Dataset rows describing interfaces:
•••

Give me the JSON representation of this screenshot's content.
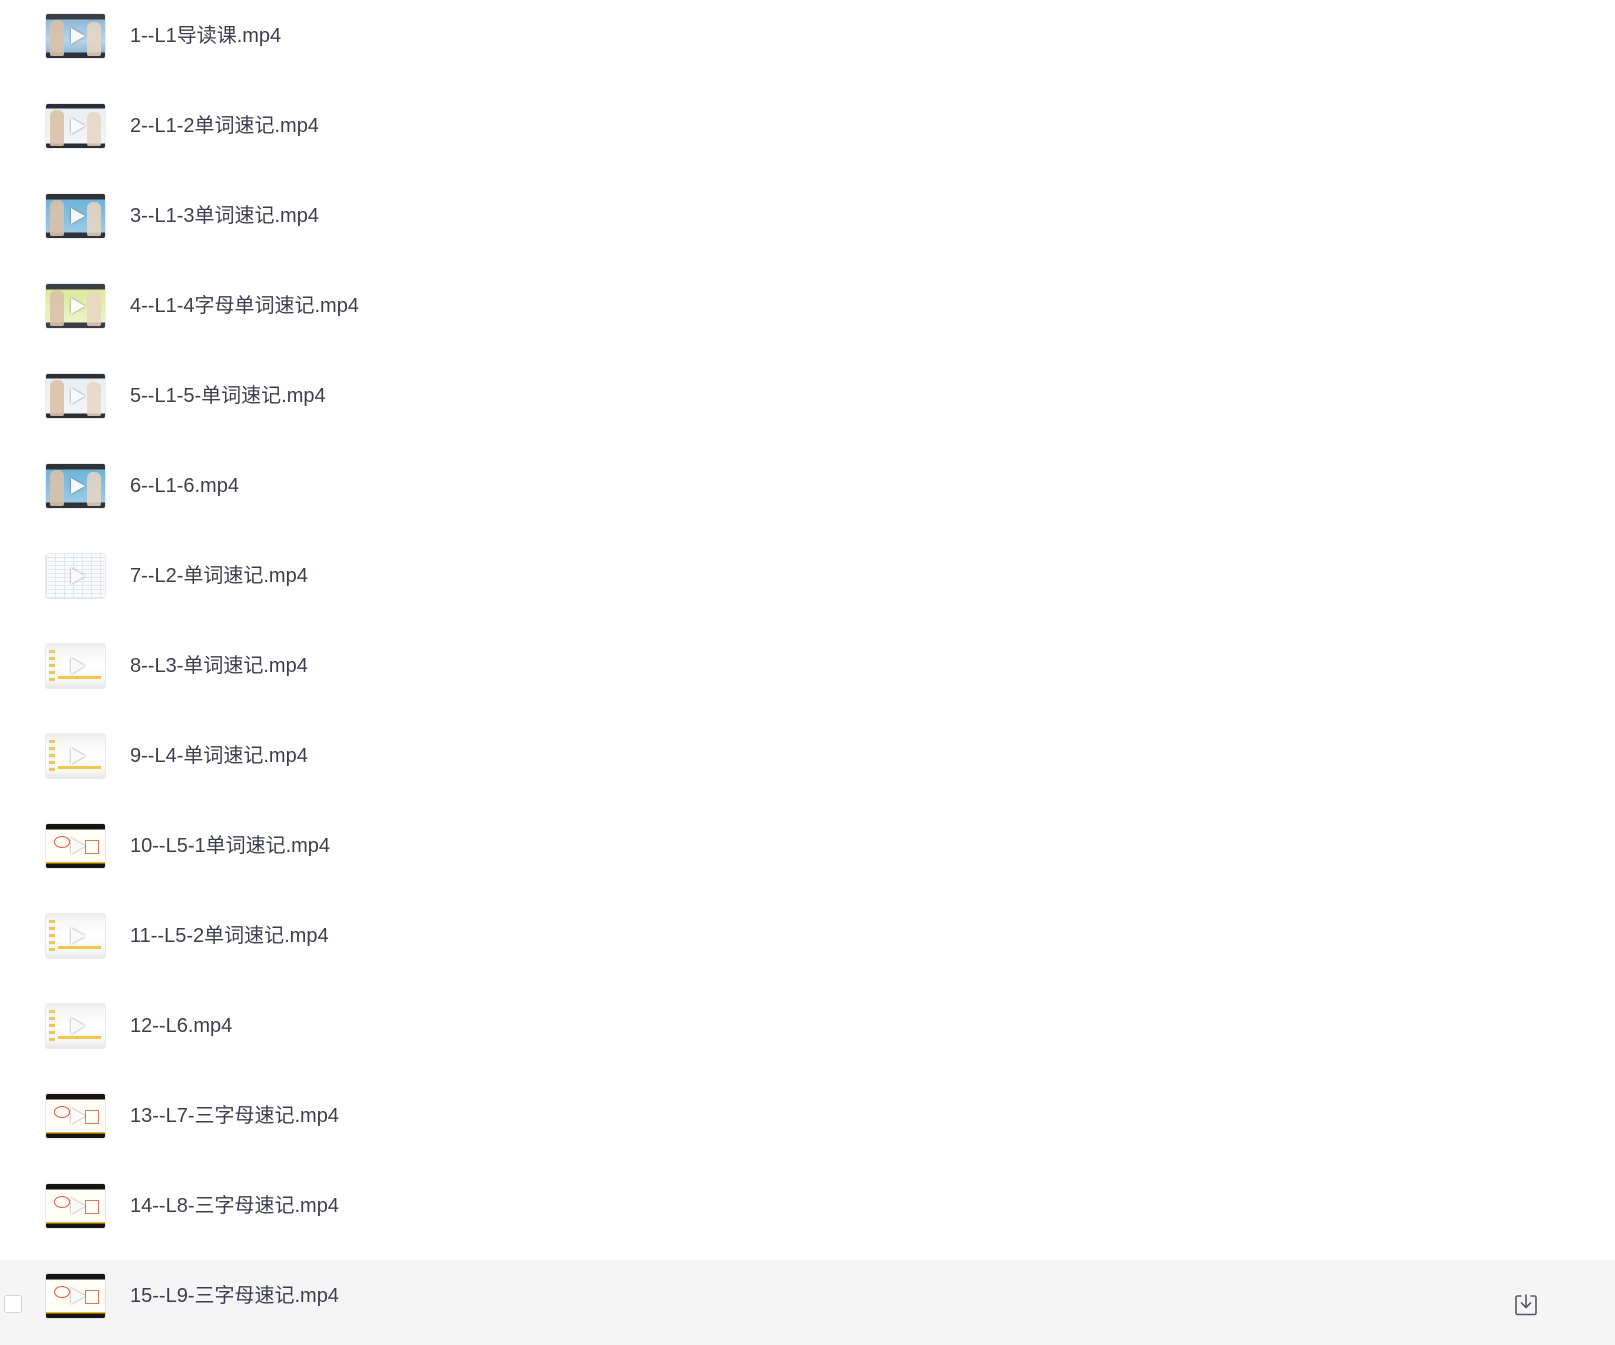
{
  "files": [
    {
      "name": "1--L1导读课.mp4",
      "thumb": "live"
    },
    {
      "name": "2--L1-2单词速记.mp4",
      "thumb": "live v2"
    },
    {
      "name": "3--L1-3单词速记.mp4",
      "thumb": "live v3"
    },
    {
      "name": "4--L1-4字母单词速记.mp4",
      "thumb": "live v4"
    },
    {
      "name": "5--L1-5-单词速记.mp4",
      "thumb": "live v2"
    },
    {
      "name": "6--L1-6.mp4",
      "thumb": "live v3"
    },
    {
      "name": "7--L2-单词速记.mp4",
      "thumb": "sheet"
    },
    {
      "name": "8--L3-单词速记.mp4",
      "thumb": "slide"
    },
    {
      "name": "9--L4-单词速记.mp4",
      "thumb": "slide"
    },
    {
      "name": "10--L5-1单词速记.mp4",
      "thumb": "dark"
    },
    {
      "name": "11--L5-2单词速记.mp4",
      "thumb": "slide"
    },
    {
      "name": "12--L6.mp4",
      "thumb": "slide"
    },
    {
      "name": "13--L7-三字母速记.mp4",
      "thumb": "dark"
    },
    {
      "name": "14--L8-三字母速记.mp4",
      "thumb": "dark"
    },
    {
      "name": "15--L9-三字母速记.mp4",
      "thumb": "dark",
      "hovered": true
    }
  ],
  "icons": {
    "thumbnail_overlay": "play-icon",
    "row_action": "download-icon",
    "row_select": "checkbox"
  },
  "colors": {
    "text": "#3c3e4d",
    "hover_background": "#f5f5f6",
    "icon": "#555a66"
  }
}
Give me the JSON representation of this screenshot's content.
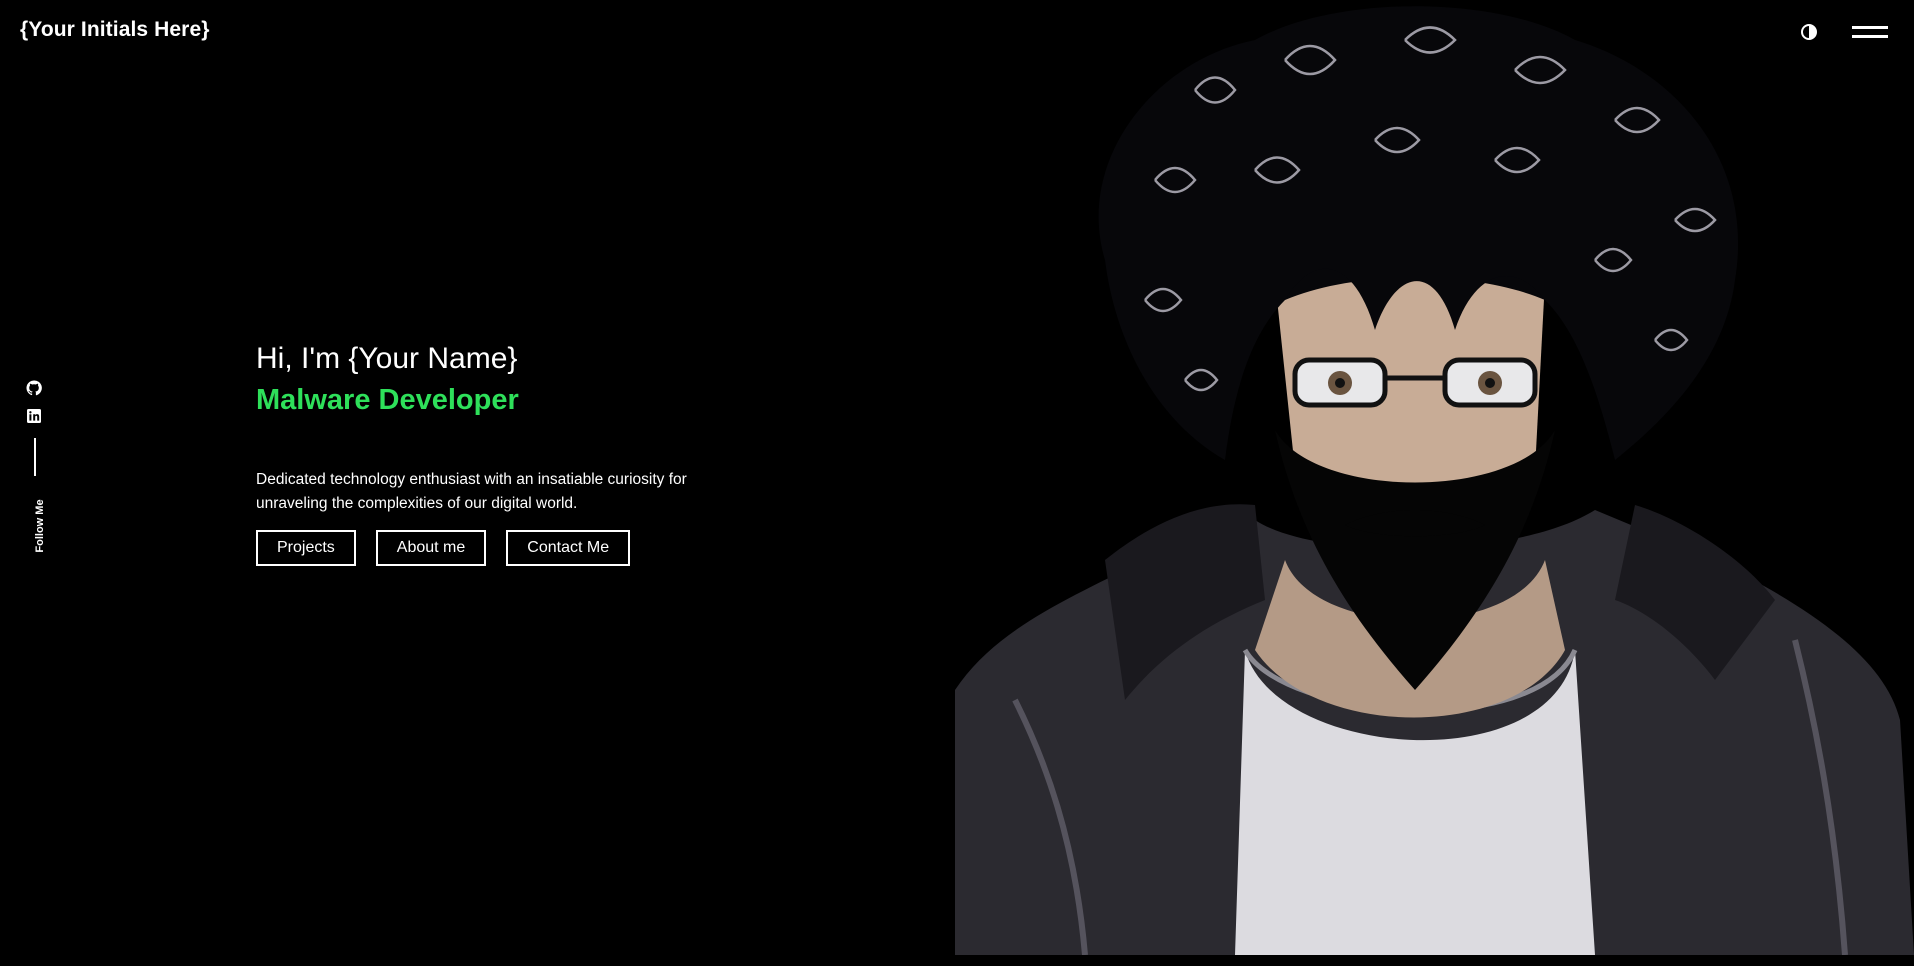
{
  "header": {
    "logo": "{Your Initials Here}",
    "theme_icon": "half-circle-contrast-icon",
    "menu_icon": "hamburger-menu-icon"
  },
  "social": {
    "items": [
      {
        "icon": "github-icon"
      },
      {
        "icon": "linkedin-icon"
      }
    ],
    "label": "Follow Me"
  },
  "hero": {
    "greeting": "Hi, I'm {Your Name}",
    "role": "Malware Developer",
    "bio": "Dedicated technology enthusiast with an insatiable curiosity for unraveling the complexities of our digital world.",
    "buttons": [
      {
        "label": "Projects"
      },
      {
        "label": "About me"
      },
      {
        "label": "Contact Me"
      }
    ]
  },
  "colors": {
    "background": "#000000",
    "text": "#ffffff",
    "accent": "#2ee05a"
  },
  "portrait": {
    "description_icon": "anime-portrait-illustration"
  }
}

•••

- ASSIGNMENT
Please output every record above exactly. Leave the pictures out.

- OUTPUT OF THE EXERCISE
Give me the JSON representation of this screenshot's content.
{
  "files": [
    {
      "name": "1--L1导读课.mp4",
      "thumb": "live"
    },
    {
      "name": "2--L1-2单词速记.mp4",
      "thumb": "live v2"
    },
    {
      "name": "3--L1-3单词速记.mp4",
      "thumb": "live v3"
    },
    {
      "name": "4--L1-4字母单词速记.mp4",
      "thumb": "live v4"
    },
    {
      "name": "5--L1-5-单词速记.mp4",
      "thumb": "live v2"
    },
    {
      "name": "6--L1-6.mp4",
      "thumb": "live v3"
    },
    {
      "name": "7--L2-单词速记.mp4",
      "thumb": "sheet"
    },
    {
      "name": "8--L3-单词速记.mp4",
      "thumb": "slide"
    },
    {
      "name": "9--L4-单词速记.mp4",
      "thumb": "slide"
    },
    {
      "name": "10--L5-1单词速记.mp4",
      "thumb": "dark"
    },
    {
      "name": "11--L5-2单词速记.mp4",
      "thumb": "slide"
    },
    {
      "name": "12--L6.mp4",
      "thumb": "slide"
    },
    {
      "name": "13--L7-三字母速记.mp4",
      "thumb": "dark"
    },
    {
      "name": "14--L8-三字母速记.mp4",
      "thumb": "dark"
    },
    {
      "name": "15--L9-三字母速记.mp4",
      "thumb": "dark",
      "hovered": true
    }
  ],
  "icons": {
    "thumbnail_overlay": "play-icon",
    "row_action": "download-icon",
    "row_select": "checkbox"
  },
  "colors": {
    "text": "#3c3e4d",
    "hover_background": "#f5f5f6",
    "icon": "#555a66"
  }
}
Give me the JSON representation of this screenshot's content.
{
  "header": {
    "logo": "{Your Initials Here}",
    "theme_icon": "half-circle-contrast-icon",
    "menu_icon": "hamburger-menu-icon"
  },
  "social": {
    "items": [
      {
        "icon": "github-icon"
      },
      {
        "icon": "linkedin-icon"
      }
    ],
    "label": "Follow Me"
  },
  "hero": {
    "greeting": "Hi, I'm {Your Name}",
    "role": "Malware Developer",
    "bio": "Dedicated technology enthusiast with an insatiable curiosity for unraveling the complexities of our digital world.",
    "buttons": [
      {
        "label": "Projects"
      },
      {
        "label": "About me"
      },
      {
        "label": "Contact Me"
      }
    ]
  },
  "colors": {
    "background": "#000000",
    "text": "#ffffff",
    "accent": "#2ee05a"
  },
  "portrait": {
    "description_icon": "anime-portrait-illustration"
  }
}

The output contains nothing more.